Looking at the entries, say how many lines contain the string "label". Offer nothing besides the number.

+-------+

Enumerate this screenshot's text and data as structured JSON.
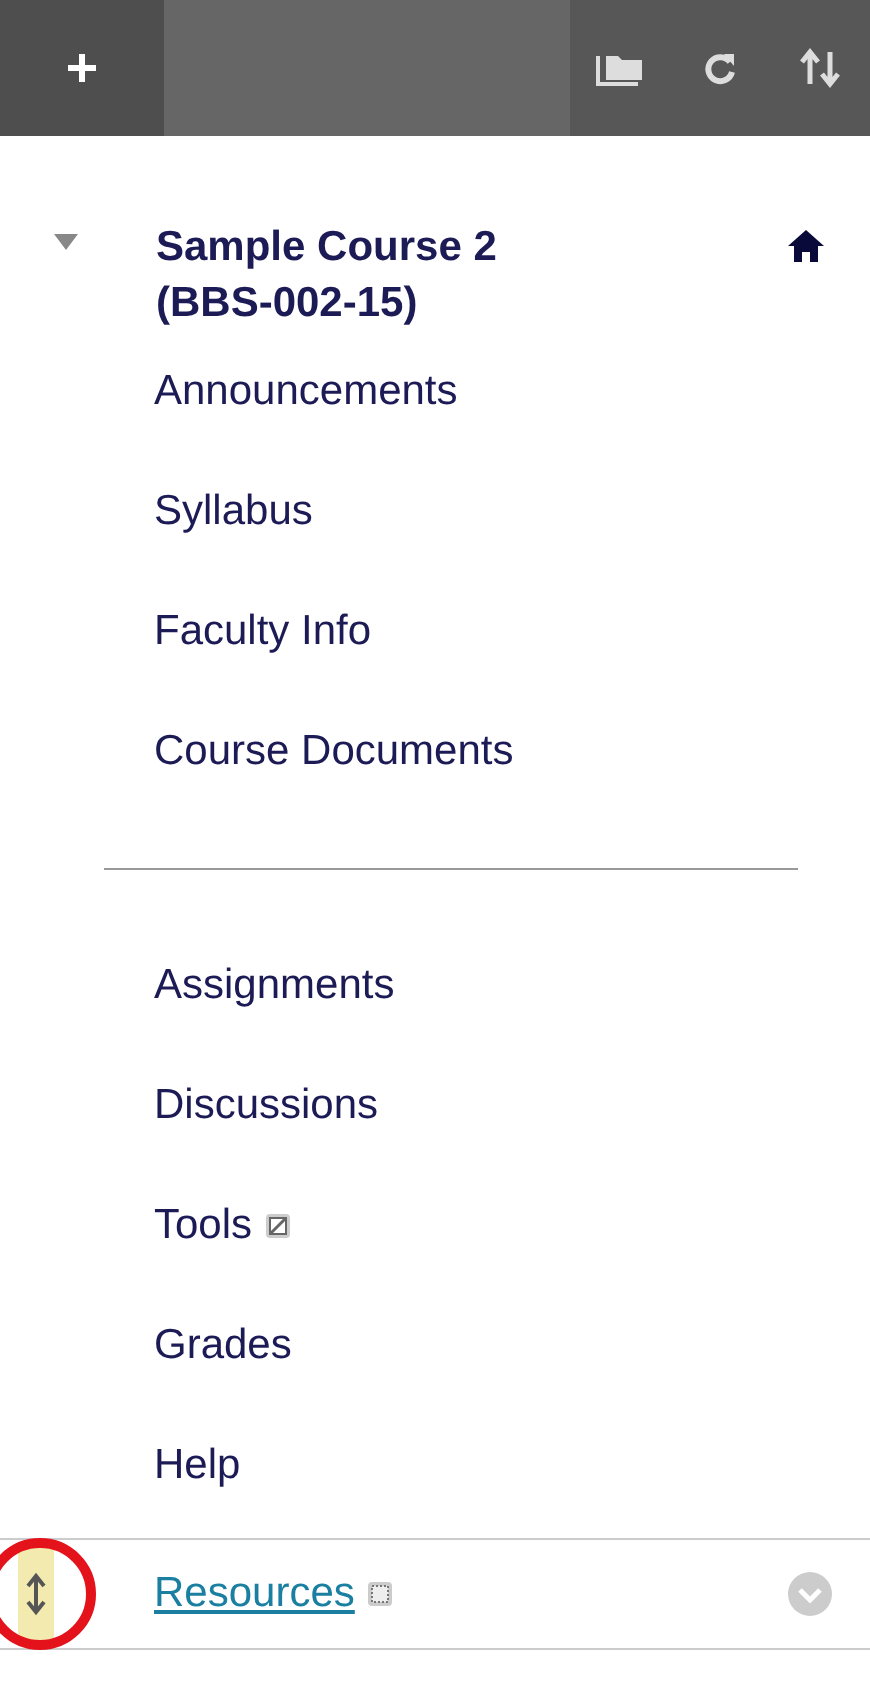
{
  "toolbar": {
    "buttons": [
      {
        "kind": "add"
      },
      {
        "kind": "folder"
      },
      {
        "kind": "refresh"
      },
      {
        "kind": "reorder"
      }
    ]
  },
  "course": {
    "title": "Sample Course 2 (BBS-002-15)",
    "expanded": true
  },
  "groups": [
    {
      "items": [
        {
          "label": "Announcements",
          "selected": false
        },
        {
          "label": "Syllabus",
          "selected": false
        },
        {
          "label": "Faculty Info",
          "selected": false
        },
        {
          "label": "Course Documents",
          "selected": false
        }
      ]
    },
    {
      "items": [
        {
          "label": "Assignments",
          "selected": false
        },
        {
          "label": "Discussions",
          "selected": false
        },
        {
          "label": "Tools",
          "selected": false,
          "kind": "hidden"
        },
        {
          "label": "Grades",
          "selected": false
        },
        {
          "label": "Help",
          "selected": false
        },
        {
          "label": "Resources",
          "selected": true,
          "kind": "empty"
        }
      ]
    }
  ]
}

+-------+

_Output below:_
10